--- START ---

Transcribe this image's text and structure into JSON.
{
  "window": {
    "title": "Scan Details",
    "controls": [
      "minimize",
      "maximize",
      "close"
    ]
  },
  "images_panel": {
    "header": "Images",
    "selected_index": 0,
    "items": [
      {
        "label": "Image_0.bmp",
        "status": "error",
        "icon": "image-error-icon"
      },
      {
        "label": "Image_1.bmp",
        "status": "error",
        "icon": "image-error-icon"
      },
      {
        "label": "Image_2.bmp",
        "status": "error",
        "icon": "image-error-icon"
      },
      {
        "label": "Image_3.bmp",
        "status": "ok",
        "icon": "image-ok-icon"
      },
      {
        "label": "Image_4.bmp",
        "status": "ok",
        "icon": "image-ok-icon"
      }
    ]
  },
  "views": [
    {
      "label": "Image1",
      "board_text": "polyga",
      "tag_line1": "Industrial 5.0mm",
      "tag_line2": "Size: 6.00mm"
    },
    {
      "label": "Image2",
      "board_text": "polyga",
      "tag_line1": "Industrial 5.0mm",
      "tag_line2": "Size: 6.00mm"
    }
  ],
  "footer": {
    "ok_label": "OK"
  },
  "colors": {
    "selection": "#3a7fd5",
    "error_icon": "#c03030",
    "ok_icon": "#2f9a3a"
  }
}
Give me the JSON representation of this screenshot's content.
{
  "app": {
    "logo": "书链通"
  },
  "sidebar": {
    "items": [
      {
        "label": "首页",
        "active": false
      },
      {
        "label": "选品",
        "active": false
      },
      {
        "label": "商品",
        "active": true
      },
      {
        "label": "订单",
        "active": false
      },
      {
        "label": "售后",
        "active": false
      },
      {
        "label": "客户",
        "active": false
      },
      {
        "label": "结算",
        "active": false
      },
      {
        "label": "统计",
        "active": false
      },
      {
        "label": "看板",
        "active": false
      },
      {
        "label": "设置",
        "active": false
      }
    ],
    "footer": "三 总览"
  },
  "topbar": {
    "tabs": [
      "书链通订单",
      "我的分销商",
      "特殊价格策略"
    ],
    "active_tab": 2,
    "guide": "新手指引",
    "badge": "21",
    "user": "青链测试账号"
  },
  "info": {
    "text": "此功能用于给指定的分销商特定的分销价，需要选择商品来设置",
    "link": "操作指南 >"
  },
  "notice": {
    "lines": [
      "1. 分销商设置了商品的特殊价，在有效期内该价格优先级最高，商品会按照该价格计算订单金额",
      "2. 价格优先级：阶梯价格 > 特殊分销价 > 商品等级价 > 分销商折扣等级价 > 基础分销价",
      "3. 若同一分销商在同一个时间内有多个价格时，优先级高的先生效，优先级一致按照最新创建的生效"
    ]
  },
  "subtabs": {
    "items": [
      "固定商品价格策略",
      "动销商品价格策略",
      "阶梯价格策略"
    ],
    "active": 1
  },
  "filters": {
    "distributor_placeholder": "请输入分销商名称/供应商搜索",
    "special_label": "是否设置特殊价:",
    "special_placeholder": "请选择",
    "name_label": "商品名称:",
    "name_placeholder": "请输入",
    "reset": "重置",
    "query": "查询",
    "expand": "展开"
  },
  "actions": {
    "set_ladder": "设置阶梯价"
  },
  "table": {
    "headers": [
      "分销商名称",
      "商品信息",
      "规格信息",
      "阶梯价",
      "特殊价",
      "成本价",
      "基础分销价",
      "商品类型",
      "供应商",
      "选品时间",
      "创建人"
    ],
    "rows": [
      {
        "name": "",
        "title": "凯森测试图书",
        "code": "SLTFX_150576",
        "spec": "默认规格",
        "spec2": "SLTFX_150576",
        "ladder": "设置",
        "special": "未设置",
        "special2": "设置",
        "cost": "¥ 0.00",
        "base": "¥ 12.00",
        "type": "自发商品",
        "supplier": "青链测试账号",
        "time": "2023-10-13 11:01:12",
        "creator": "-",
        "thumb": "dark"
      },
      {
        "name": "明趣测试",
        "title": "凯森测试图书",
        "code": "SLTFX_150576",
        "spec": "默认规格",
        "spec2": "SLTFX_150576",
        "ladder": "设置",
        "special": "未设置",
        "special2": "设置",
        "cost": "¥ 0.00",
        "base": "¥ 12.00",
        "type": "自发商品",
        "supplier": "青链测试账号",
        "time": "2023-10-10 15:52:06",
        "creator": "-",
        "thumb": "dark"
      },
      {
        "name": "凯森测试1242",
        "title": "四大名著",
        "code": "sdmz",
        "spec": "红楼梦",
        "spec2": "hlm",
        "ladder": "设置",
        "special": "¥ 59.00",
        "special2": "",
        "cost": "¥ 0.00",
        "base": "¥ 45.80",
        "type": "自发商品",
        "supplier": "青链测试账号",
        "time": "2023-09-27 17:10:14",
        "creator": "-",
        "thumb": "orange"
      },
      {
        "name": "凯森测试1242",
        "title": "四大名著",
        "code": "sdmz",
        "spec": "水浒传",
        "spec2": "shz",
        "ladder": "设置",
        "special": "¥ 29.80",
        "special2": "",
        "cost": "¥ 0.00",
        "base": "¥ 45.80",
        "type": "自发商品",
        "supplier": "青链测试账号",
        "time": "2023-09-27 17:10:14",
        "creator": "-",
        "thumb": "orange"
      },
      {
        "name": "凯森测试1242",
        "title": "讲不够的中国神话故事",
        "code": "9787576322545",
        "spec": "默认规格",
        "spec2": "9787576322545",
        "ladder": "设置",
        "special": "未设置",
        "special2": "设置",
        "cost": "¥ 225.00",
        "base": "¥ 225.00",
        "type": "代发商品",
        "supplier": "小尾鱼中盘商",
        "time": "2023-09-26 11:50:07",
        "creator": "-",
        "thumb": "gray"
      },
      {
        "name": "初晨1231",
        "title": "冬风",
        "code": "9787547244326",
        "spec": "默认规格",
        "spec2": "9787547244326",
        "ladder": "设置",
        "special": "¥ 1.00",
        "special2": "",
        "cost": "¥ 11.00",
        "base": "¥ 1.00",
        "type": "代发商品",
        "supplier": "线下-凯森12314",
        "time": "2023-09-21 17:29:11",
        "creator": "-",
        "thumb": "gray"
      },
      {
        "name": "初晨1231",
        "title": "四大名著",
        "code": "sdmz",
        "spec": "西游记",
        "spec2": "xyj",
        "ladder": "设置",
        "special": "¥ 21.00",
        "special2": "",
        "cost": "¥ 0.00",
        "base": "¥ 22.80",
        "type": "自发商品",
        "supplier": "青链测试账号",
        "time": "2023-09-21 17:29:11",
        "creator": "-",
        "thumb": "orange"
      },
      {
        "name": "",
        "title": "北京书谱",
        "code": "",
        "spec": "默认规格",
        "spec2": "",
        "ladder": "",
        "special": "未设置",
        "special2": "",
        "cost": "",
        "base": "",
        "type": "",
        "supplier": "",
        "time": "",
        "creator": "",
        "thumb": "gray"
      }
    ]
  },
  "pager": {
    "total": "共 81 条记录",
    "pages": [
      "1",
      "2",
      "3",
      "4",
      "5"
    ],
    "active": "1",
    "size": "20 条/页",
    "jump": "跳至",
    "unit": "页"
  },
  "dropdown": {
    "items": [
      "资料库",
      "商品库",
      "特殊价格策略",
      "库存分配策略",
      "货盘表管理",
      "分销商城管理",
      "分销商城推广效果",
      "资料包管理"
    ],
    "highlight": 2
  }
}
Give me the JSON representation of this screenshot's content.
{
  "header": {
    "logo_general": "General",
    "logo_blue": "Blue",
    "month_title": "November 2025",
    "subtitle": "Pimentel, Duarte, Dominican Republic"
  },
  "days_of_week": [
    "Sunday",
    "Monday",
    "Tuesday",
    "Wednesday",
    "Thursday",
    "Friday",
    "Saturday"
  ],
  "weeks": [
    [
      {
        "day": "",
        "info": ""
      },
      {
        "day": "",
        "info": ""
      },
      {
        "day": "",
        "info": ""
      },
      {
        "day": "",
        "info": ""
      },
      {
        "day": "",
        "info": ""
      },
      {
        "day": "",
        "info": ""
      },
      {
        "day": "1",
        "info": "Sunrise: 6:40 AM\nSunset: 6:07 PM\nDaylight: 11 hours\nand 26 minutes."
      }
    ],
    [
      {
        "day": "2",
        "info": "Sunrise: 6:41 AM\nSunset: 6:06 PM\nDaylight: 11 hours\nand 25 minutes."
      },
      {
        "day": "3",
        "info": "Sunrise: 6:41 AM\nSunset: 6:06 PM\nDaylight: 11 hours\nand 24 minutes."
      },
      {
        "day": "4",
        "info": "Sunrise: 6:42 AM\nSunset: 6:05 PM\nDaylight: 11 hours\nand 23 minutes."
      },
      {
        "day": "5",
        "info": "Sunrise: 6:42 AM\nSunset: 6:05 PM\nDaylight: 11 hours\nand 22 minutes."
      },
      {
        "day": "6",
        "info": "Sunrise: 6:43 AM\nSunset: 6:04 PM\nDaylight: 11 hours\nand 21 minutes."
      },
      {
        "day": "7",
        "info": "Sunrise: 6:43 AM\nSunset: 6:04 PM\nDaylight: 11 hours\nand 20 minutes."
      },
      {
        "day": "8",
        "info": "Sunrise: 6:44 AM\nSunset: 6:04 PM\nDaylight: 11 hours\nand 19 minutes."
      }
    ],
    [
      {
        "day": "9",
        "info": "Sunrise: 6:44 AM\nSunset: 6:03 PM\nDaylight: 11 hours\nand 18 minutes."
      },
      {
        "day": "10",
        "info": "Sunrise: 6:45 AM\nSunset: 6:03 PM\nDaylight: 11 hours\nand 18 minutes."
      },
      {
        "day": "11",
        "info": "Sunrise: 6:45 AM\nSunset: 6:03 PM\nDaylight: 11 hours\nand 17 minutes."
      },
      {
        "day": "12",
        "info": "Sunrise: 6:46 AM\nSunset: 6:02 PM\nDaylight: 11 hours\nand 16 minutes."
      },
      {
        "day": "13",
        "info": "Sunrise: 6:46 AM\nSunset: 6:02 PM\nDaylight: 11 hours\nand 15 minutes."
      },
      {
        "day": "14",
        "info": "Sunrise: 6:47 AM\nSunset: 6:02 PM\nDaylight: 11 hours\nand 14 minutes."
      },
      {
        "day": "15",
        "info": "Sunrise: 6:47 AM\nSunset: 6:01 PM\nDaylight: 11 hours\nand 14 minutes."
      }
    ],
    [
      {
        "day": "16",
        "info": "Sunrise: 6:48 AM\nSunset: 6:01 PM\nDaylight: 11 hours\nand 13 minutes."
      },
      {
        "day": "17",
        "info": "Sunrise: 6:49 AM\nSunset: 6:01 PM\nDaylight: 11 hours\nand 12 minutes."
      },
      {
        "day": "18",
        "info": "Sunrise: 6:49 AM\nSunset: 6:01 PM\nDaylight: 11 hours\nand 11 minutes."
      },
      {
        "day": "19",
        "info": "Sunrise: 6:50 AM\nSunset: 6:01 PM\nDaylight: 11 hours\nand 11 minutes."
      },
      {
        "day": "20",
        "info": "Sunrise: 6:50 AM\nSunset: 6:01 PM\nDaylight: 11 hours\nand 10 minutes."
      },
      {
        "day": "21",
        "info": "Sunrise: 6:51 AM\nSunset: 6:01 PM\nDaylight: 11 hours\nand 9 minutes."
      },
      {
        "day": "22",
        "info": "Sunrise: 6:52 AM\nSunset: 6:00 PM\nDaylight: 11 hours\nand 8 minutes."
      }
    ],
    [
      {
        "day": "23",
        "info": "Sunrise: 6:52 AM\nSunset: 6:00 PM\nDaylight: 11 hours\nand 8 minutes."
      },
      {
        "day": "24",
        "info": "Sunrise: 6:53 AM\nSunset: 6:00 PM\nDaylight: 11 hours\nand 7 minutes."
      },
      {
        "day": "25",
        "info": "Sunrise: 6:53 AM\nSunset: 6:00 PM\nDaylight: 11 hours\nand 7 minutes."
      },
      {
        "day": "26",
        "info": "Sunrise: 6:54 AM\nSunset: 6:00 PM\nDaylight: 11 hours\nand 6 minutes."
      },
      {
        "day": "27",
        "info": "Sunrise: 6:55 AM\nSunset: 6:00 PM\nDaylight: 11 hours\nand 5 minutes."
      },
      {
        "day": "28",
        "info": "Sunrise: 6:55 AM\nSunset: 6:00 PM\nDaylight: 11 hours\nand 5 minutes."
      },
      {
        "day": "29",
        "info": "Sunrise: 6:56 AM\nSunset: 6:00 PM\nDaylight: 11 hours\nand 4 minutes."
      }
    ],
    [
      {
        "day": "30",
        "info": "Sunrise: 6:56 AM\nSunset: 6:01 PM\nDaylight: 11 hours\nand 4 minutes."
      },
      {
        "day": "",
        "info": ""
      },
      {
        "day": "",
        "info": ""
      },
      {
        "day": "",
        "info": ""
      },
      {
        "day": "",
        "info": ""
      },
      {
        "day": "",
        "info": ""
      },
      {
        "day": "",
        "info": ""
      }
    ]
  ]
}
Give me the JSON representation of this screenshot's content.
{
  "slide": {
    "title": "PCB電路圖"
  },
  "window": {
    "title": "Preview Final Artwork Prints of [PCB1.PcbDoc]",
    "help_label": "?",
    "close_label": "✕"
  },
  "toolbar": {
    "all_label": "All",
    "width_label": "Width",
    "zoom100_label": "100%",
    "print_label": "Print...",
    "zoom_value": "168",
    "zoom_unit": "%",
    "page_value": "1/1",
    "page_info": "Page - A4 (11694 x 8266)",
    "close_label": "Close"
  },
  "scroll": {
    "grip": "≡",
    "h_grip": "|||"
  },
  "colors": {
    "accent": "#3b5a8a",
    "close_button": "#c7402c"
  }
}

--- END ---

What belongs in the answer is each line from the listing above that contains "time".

■ **Final answer**:
        "time": "2023-10-13 11:01:12",
        "time": "2023-10-10 15:52:06",
        "time": "2023-09-27 17:10:14",
        "time": "2023-09-27 17:10:14",
        "time": "2023-09-26 11:50:07",
        "time": "2023-09-21 17:29:11",
        "time": "2023-09-21 17:29:11",
        "time": "",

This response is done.